According to Tashnuba, Younis began commenting, "So, I see you're interested in suicide," and "So, you like staying all by yourself in your room. Are you a loner?"

Tashnuba, who had many friends, became nervous and defensive. "No, I'm just in my room," she protested.

Agents later seized Tashnuba's diary, schoolwork, and phone book—and the computer she had repeatedly tuned to Sheik Omar's sermons. Tashnuba's interest in his speeches became the lens that colored everything else about her life.

"They thought I was anti-American because I didn't want to compromise," Tashnuba says. "But in my high school ethics class we had Communists, Democrats, Republicans, Gothics—all types. In all our classes, we were told, ‘You speak up, you give your opinion, and you defend it.' "

Tashnuba says this lesson backfired when she debated the Koran's definitions of jihad with Younis, a British-born Muslim who had been concerned about radical clerics' influence on young immigrants in Great Britain.

"It got personal," says Tashnuba.


On March 24, a dozen immigration agents raided Tashnuba's home. She says the agents told her, "Your mom just admitted you're not here legally and we have to take you, or else take everybody." They told Tashnuba's family that she would probably be returned the next day.

At immigration headquarters, the FBI was waiting, along with a 16-year-old girl from Guinea whom Tashnuba knew slightly from a Manhattan mosque. The girls were driven to a maximum-security juvenile-detention center in rural Pennsylvania.

After two weeks of frantic inquiries by Tashnuba's parents, The New York Times learned that she was one of two girls being held for questioning by the FBI.
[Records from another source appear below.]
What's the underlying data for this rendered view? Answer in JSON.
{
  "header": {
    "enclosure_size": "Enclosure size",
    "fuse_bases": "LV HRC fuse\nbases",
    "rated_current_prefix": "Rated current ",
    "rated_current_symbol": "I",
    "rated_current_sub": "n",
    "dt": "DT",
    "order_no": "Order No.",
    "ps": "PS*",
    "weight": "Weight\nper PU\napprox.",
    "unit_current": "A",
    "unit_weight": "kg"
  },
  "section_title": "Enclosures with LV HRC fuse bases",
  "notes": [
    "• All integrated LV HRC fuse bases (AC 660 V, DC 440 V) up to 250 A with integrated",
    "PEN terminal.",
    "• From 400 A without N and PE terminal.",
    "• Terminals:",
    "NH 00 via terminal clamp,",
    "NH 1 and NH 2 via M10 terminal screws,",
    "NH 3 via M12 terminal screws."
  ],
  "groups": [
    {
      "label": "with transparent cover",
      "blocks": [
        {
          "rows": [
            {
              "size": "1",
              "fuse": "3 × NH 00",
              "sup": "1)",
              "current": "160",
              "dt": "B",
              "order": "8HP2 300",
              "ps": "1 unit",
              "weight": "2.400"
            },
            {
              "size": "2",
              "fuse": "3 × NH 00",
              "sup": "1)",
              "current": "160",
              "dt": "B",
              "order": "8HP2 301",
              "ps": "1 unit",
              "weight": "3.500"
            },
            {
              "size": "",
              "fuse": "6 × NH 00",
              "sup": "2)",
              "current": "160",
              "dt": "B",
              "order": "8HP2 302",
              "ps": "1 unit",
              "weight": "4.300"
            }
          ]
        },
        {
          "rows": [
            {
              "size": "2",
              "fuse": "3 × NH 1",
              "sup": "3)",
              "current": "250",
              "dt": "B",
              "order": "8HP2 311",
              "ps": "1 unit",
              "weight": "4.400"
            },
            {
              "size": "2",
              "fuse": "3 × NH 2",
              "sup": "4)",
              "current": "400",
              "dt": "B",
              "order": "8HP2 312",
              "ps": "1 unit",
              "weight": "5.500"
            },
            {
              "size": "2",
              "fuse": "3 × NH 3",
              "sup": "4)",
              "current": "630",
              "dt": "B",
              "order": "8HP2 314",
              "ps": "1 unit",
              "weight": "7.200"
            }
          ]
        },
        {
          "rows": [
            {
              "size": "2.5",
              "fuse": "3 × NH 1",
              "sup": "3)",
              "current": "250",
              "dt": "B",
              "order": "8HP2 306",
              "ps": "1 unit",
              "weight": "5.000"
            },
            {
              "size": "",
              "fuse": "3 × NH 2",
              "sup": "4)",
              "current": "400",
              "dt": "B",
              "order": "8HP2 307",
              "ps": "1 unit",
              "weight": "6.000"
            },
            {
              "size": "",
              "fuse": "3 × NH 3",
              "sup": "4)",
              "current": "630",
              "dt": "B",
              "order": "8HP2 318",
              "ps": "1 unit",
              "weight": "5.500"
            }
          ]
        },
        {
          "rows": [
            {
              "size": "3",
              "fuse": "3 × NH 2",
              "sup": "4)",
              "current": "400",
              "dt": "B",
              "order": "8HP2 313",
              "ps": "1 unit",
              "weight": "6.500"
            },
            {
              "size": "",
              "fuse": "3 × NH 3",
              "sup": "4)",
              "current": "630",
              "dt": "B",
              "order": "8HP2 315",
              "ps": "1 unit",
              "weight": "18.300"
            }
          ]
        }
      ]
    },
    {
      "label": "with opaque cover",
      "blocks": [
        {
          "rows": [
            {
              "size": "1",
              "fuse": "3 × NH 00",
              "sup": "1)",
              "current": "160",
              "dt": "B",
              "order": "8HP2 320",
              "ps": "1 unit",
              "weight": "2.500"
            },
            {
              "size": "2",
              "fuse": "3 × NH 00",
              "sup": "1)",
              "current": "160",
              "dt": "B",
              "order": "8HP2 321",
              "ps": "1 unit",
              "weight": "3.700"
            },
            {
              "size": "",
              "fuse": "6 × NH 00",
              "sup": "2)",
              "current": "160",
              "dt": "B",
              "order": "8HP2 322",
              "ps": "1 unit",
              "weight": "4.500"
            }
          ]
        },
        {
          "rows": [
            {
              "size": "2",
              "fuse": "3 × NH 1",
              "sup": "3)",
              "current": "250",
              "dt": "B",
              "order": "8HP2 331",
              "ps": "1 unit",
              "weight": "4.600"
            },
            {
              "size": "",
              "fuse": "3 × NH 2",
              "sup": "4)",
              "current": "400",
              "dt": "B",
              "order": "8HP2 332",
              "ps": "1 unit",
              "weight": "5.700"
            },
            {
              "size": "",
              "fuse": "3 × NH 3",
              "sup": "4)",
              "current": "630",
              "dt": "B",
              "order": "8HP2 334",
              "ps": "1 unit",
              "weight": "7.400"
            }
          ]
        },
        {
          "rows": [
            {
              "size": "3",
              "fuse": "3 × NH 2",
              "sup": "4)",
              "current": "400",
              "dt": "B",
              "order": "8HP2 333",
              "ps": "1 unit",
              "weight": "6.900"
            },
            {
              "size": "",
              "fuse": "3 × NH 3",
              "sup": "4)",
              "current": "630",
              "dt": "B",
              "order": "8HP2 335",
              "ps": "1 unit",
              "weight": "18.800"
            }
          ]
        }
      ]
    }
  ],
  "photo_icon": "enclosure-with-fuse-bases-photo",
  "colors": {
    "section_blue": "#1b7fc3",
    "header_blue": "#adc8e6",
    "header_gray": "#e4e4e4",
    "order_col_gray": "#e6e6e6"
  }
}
"They tried to twist my mind," Tashnuba says. "They had their little tactics—start with nice questions, try to get more severe. . . . When I did cry, they were, like, mocking me."

According to a government document provided to The Times, the FBI asserted that the girls presented "an imminent threat to the security of the United States based upon evidence that they plan to be suicide bombers." The document cited no evidence. A government psychiatrist concluded that Tashnuba was neither suicidal nor homicidal, and recommended her release. But the agents, Tashnuba says, kept "trying to link me to the psychological state."

The questioning went on, she says, from March 24 to April 7. Tashnuba dug in her heels, especially on her belief in jihad. "If Islam is threatened, you have a right to fight back," Tashnuba declared, citing Koranic verses.


When the Bangladeshi Consul General in New York pressed the government for an explanation, the Department of Homeland Security replied: The sole reason Tashnuba was being held was her "unlawful presence" in the U.S.

The other girl taken into custody returned to school in May, under orders not to discuss the case. But for Tashnuba, there was no prospect of release. Her mother asked to take "voluntary departure" with Tashnuba and two younger children, and an immigration judge issued the necessary order. Tashnuba's father and 14-year-old brother stayed in hiding in New York.

At one point in the journey, Tashnuba wished she had never gone to America, raging, "I see now you have no privacy, no liberty." But now she wishes for even one more day in New York, "to say goodbye."